- Input for this task:
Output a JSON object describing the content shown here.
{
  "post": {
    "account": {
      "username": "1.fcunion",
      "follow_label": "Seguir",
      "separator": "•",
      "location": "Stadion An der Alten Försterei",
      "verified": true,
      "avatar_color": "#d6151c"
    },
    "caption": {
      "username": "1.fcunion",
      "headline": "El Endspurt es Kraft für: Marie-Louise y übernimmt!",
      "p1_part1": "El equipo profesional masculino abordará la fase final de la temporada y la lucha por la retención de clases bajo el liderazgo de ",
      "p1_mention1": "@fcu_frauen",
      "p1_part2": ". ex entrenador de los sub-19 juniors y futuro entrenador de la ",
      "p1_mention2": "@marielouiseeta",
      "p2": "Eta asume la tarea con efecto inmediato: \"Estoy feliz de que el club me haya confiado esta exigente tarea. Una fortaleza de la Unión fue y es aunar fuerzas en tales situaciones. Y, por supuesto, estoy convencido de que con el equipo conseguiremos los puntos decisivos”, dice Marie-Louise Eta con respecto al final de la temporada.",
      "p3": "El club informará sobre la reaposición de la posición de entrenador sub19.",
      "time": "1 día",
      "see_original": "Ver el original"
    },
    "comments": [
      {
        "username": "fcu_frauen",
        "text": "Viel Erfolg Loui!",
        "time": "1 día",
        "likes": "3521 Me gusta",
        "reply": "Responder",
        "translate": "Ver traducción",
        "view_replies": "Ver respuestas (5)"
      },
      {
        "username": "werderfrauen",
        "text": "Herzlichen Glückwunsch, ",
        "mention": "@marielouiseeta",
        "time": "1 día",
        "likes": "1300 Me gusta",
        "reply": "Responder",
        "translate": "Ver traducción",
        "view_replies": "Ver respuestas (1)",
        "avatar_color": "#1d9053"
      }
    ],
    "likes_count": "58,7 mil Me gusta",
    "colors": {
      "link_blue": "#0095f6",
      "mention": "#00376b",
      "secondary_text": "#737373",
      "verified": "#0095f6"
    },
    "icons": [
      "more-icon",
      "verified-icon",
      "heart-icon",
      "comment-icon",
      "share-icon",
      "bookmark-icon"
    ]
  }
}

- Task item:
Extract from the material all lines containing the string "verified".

- Answer section:
      "verified": true,
      "verified": "#0095f6"
      "verified-icon",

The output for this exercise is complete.